Producers say "Robyn Hood" will be a one-hour, eight-episode action drama that follows a Gen Z woman who possesses extraordinary abilities.

Robyn fronts her own hip-hop band by day, and fights injustice by night, while holding the powerful to account for their greed in the city of New Nottingham.

Director X, who was born Julien Christian Lutz, is best known for helming some of the most memorable music videos of the past two decades, including DMX's "What's My Name" and Drake's "Hotline Bling."

Global says he will share co-showrunner duties, and direct several episodes.

The filmmaker will also be among those executive producing "Robyn Hood," alongside Chris Roberts of "Orphan Black," who will also write.

Casting is underway with production set to begin this summer in Toronto and Hamilton. The series heads to Global in 2023.


Also this ...

OKLAHOMA CITY — “Tiger King” Joe Exotic is headed to a federal courtroom today for a resentencing hearing.

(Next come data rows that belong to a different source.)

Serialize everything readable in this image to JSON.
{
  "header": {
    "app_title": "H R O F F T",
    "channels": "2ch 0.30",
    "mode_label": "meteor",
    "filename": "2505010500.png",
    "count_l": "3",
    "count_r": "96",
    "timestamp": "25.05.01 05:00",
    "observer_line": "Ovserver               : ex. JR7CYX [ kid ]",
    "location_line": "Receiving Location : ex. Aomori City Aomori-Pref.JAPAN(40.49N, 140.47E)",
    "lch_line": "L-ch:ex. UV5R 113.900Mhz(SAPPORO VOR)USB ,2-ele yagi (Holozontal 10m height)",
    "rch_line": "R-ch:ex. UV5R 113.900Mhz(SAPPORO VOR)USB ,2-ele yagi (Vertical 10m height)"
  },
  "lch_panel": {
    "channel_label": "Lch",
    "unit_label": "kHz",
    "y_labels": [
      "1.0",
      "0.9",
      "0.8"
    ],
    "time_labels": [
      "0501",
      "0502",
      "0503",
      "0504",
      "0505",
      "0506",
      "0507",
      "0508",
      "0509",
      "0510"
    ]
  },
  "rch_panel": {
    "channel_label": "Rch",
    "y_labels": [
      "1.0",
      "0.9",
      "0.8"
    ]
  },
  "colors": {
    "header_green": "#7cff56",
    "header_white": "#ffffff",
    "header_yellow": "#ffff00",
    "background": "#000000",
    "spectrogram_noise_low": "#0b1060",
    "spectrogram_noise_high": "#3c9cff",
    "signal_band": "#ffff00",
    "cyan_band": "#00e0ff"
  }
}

His real name is Joseph Maldonado-Passage, and he's now in federal prison after a jury convicted him in a murder-for-hire plot involving his chief rival, Carole Baskin.

Maldonado-Passage was originally sentenced to 22 years in prison, but an appeals court ruled last year that the proper sentencing range was 17 1/2 years to 22 years in prison.

His attorneys are asking a judge for a downward departure in the hopes that he could be released from prison.



TOKYO — Toyota says it's working with Japan’s space agency on a vehicle to explore the lunar surface, with ambitions to help people live on the moon by 2040 and eventually live on Mars.

The vehicle being developed with the Japan Aerospace Exploration Agency is called Lunar Cruiser, whose name pays homage to the Toyota Land Cruiser sport utility vehicle.

Its launch is set for the late 2020’s.

Takao Sato, who heads the Lunar Cruiser project at Toyota, told The Associated Press the company sees “space as an area for our once-in-a-century transformation."

An executive whose company developed a robotic arm for the cruiser says robots come in handy for working in space, which holds dangers for astronauts.


This report by The Canadian Press was first published Jan. 28, 2022

The Canadian Press